Vitamin C, to promote the synthesis of collagen and help reduce free radicals, which diminish collagen
Vitamin A, to encourage the formation of new skin cells
Omega 3, fatty acids to promote elasticity of skin
Lycopene, to inhibit the breakdown of collagen by blocking the collagenase enzyme
5. Choose the right cream.

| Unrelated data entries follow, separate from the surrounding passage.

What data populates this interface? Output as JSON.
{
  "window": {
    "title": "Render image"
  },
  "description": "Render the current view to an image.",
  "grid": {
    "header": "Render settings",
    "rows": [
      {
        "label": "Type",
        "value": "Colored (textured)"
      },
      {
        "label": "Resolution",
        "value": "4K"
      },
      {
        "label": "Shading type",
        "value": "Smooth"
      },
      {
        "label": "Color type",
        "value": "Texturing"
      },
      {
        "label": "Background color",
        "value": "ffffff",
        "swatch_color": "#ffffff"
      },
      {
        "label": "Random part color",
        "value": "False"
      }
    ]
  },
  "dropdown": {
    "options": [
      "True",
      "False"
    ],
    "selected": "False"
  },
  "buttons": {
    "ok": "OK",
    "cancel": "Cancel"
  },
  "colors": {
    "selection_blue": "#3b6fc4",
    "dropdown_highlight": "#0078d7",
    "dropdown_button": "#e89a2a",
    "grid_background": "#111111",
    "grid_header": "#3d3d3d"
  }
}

Topical creams and moisturizers specially designed for stretch marks can help smooth away existing striations and prevent new ones from occurring. Look for natural creams that contain skin-smoothing oils like borage seed oil, sweet orange oil, geranium, chamomile, calendula extract, and lavender oil to improve elasticity and diminish the appearance of stretch marks. Green tea, vitamin A, and vitamin C, topically applied, boost skin’s elasticity. And look for creams and lotions that contain soluble collagen and hydrolyzed elastin for extra skin-smoothing abilities.
6. Scrub them away.

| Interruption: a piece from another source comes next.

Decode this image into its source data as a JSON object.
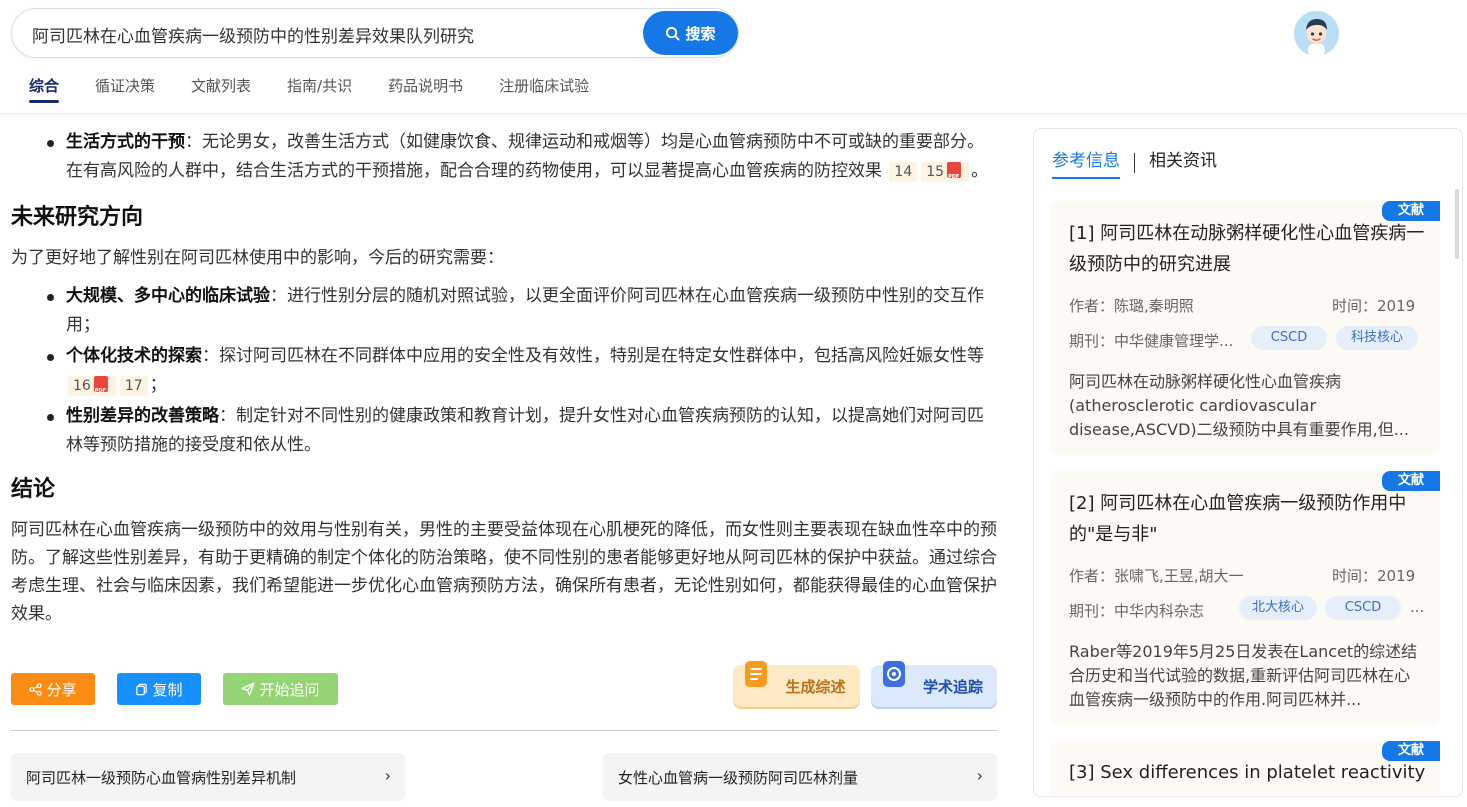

Regularly exfoliating skin removes dead skin cells and encourages the production of new cells, and can diminish the appearance of stretch marks; this works especially well for stretch marks that are slightly raised above the surface of the skin. Make a DIY scrub with sea salt or raw cane sugar mixed with a little olive oil. Or choose a purifying, premade body scrub; look for gentle scrubs made from sugar, salt, or jojoba beads. Sugar and honey also work as humectants, attracting water to the skin and keeping it supple. Healing ingredients like green tea, açai berry, seaweed and clay extracts smooth overall skin and make stretch marks less visible.
7. Lighten them up.
If your stretch marks are dark, this may be your best solution; if striations are lighter in color, they’ll fade into surrounding skin. Proven skin-lightening agents:
Konica acid, produced by different fungi as a by-product of some fermentation processes, used in many creams to lighten and brighten skin.
Dried mulberry extract has been shown in studies to visibly lighten skin.
Bearberry is rich in arbutin, a natural skin-lightening compound.
Aloe vera has been shown in studies to inhibit tyrosinase, a compound that increases skin pigmentation.
Lemon,lime, and other citrus fruits contain hesperidin, a bioflavonoid that lightens skin and also protects collagen.
Topical niacinamide improves skin tone and also decreases collagen oxidation and breakdown.
- Coconut oil, olive oil, shea butter, almond oil, and cocoa butter are deeply emollient and rich in antioxidants to heal skin.
- Onion gel can remove scar-like tissue and may diminish the appearance of stretch marks.
- Exfoliate with a gentle scrub made from sugar, salt, or jojoba beads.